By Tom Quiner
The public increasingly rejects the Democrat’s leftward lurchings. Polls show that the Dems may take a big hit at the polls this November.
What’s a political party to do when the public rejects their message? How about pass a law that restricts the free speech of the opposition?
That is the net effect of a bill proposed on April 30th by Senator Chuck Schumer and Rep. Chris Van Hollen, both Democrats. The bill is called: “the Democracy is Strengthened by Casting Light on Spending in Elections Act.” (No, I didn’t make that up, that’s what they’re really calling it.)
For the sake of rhetorical efficiency, let us call it “the Disclose Act.”
In an op-ed piece in The Wall Street Journal today, eight former commissioners of the Federal Election Commission voice their opposition to the bill.
Here is what it the bill will do, according to these former commissioners (Joan Aikens, Lee Ann Elliott, Thomas Josefiak, David Mason, Bradley Smith, Hans A. von Spakovsky, Michael Toner, and Darryl R. Wold):
• favors union political free speech over corporate free speech in violation of longstanding campaign finance laws.
• increases the regulatory burdens (and financial costs) on grass-roots movements and low-budget campaigns.
• infringes on First Amendment rights of free association as recognized by the Supreme Court in NAACP v. Alabama.
• increases government regulation of political free speech on the web without touching the Mainstream Media (which tilts Left).
My previous posts talked about the growing dominance of public employee unions. The Disclose Act will give them more political power at the expense of the little guy.
Groups opposed to the growing size of our government at the expense of working class families are going to find it increasingly difficult to mount political opposition, thanks to the Democrats.
The Federal Election Commissioners summarized the impact of the legislation this way:
“The Disclose Act’s abandonment of the historical matching treatment of unions and corporations will cause a substantial portion of the public to doubt the law’s fairness and impartiality. It makes election law even more complex, more incomprehensible to ordinary voters, and more open to subjective enforcement by those seeking partisan gain.”

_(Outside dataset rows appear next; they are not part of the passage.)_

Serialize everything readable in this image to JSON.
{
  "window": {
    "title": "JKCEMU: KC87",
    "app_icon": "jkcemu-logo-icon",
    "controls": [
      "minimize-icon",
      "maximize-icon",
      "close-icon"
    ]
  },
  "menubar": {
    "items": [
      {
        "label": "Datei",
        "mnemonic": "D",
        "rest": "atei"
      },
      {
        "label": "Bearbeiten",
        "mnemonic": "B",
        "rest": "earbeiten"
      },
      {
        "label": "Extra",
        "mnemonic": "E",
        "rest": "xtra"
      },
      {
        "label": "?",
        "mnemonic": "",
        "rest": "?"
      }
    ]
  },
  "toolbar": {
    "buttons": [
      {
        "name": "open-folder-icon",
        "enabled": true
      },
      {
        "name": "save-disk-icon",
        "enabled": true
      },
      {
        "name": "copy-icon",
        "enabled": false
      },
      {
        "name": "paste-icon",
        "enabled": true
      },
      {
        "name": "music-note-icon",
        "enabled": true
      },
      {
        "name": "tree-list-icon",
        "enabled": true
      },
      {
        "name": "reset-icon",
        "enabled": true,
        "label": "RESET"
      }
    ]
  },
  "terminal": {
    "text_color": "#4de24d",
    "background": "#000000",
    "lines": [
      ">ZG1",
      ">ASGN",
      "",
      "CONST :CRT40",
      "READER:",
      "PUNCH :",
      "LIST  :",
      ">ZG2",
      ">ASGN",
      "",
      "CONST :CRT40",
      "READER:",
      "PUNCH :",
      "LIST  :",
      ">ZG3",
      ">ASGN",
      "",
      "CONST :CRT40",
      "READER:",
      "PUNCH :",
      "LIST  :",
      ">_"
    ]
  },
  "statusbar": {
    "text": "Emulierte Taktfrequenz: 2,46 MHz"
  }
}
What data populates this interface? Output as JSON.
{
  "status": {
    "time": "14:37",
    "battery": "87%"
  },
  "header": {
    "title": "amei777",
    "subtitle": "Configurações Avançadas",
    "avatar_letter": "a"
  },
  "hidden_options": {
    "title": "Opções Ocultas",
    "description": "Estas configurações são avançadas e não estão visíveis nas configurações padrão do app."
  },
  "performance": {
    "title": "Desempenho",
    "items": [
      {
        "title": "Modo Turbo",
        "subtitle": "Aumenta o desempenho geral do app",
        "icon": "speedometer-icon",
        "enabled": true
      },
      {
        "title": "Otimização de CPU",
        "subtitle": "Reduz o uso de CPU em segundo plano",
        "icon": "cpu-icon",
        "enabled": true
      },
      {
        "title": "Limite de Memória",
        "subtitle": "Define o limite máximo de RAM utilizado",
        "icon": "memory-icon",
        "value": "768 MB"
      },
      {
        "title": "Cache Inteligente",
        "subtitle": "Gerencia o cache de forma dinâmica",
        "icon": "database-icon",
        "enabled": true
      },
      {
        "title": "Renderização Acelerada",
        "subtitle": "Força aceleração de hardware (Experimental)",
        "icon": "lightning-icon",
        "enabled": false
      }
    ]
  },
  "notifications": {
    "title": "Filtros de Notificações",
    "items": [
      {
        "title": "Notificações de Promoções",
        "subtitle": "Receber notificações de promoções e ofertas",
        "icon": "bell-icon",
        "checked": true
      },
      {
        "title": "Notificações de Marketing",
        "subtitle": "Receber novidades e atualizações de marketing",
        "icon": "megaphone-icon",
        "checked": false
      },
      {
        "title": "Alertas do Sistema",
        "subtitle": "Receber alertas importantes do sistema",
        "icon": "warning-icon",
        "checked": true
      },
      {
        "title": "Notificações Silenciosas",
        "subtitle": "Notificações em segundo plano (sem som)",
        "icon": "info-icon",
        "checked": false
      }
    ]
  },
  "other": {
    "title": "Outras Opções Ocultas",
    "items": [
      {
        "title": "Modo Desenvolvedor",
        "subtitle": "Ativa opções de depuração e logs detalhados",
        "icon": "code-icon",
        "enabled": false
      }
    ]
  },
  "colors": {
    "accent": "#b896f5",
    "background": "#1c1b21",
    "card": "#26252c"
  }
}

Does this bill bother you? If it does, express your concerns to your legislators immediately.
This bill erodes our precious right to free speech.